Testosterone deficiency is common in men with chronic obstructive pulmonary disease (COPD) and may exacerbate their condition. Research suggests that testosterone replacement therapy (TRT) may have a beneficial effect on respiratory outcomes in men with COPD. To date, however, no large-scale nationally representative studies have examined this association. The objective of the study was to assess whether TRT reduced the risk of respiratory hospitalizations in middle-aged and older men with COPD. We conducted two retrospective cohort studies. First, using the Clinformatics Data Mart—a database of one of the largest commercially insured populations in the United States—we examined 450 men, aged 40–63 years, with COPD who initiated TRT between 2005 and 2014. Second, using the national 5% Medicare database, we examined 253 men, aged ≥66 years, with COPD who initiated TRT between 2008 and 2013. We used difference-in-differences (DID) statistical modeling to compare pre- versus post-respiratory hospitalization rates in TRT users versus matched TRT nonusers over a parallel time period. DID analyses showed that TRT users had a greater relative decrease in respiratory hospitalizations compared with nonusers. Specifically, middle-aged TRT users had a 4.2% greater decrease in respiratory hospitalizations compared with nonusers (−2.4 decrease vs. 1.8 increase; p = 0.03); and older TRT users had a 9.1% greater decrease in respiratory hospitalizations compared with nonusers (−0.8 decrease vs. 8.3 increase; p = 0.04). These findings suggest that TRT may slow disease progression in patients with COPD. Future studies should examine this association in larger cohorts of patients, with particular attention to specific biological pathways.

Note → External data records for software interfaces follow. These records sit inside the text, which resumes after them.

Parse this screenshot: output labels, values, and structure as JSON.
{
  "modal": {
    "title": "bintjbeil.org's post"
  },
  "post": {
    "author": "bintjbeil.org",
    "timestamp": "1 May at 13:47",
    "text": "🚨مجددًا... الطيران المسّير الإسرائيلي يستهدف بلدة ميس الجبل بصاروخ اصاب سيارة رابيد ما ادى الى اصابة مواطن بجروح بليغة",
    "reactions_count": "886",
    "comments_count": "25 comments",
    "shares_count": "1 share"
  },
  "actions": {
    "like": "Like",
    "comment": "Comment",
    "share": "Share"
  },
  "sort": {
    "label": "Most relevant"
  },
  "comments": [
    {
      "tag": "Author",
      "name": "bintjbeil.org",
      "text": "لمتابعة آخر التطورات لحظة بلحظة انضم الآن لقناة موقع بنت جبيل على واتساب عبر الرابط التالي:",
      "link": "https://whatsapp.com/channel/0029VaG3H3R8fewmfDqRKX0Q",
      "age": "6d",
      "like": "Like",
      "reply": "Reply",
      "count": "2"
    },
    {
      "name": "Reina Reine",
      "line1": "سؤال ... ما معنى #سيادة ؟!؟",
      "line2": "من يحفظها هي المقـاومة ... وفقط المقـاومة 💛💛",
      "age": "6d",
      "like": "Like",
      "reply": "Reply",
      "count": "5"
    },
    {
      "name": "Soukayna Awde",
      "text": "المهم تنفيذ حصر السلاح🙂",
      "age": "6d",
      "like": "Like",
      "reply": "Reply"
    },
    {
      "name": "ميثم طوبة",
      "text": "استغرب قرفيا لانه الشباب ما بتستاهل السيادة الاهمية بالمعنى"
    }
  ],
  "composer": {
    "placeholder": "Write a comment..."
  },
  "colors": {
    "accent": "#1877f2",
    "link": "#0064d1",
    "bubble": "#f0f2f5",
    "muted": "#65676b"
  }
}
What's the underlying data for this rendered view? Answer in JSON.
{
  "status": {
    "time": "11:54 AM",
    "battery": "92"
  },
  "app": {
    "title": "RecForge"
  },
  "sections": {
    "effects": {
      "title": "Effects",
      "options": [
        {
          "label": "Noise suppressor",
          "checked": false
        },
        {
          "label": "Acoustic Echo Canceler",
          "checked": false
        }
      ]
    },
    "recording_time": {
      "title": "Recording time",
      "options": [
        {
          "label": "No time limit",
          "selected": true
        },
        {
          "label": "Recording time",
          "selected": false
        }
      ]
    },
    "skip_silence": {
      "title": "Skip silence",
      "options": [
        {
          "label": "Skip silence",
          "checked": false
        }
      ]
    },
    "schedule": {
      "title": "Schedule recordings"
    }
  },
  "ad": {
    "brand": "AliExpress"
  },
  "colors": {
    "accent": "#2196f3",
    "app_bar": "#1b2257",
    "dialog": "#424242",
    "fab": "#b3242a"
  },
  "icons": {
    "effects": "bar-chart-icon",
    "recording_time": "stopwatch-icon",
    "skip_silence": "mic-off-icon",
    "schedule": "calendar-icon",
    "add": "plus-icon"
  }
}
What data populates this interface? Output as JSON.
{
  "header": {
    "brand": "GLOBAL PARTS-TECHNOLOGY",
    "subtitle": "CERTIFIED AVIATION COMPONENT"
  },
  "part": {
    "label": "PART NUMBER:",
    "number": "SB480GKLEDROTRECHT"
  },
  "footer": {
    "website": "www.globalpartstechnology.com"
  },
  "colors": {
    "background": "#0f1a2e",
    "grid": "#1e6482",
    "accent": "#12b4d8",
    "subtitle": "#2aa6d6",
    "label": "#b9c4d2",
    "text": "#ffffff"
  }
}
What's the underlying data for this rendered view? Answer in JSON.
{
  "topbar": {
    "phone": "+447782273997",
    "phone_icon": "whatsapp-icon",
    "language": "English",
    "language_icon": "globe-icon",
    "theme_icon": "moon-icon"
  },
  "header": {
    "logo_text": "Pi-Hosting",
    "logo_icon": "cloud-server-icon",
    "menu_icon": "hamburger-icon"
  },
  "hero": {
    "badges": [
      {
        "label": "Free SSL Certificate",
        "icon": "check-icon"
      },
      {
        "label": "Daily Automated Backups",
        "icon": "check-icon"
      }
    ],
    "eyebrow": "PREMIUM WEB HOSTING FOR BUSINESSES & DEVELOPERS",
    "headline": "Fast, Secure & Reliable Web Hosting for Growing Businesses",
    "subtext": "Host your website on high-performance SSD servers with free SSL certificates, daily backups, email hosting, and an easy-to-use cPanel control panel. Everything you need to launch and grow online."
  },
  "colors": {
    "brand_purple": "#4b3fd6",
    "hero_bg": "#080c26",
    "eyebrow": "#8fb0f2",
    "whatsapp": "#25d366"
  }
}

- Testosterone replacement therapy
- androgen therapy
- chronic obstructive pulmonary disease
ASJC Scopus subject areas
- Pulmonary and Respiratory Medicine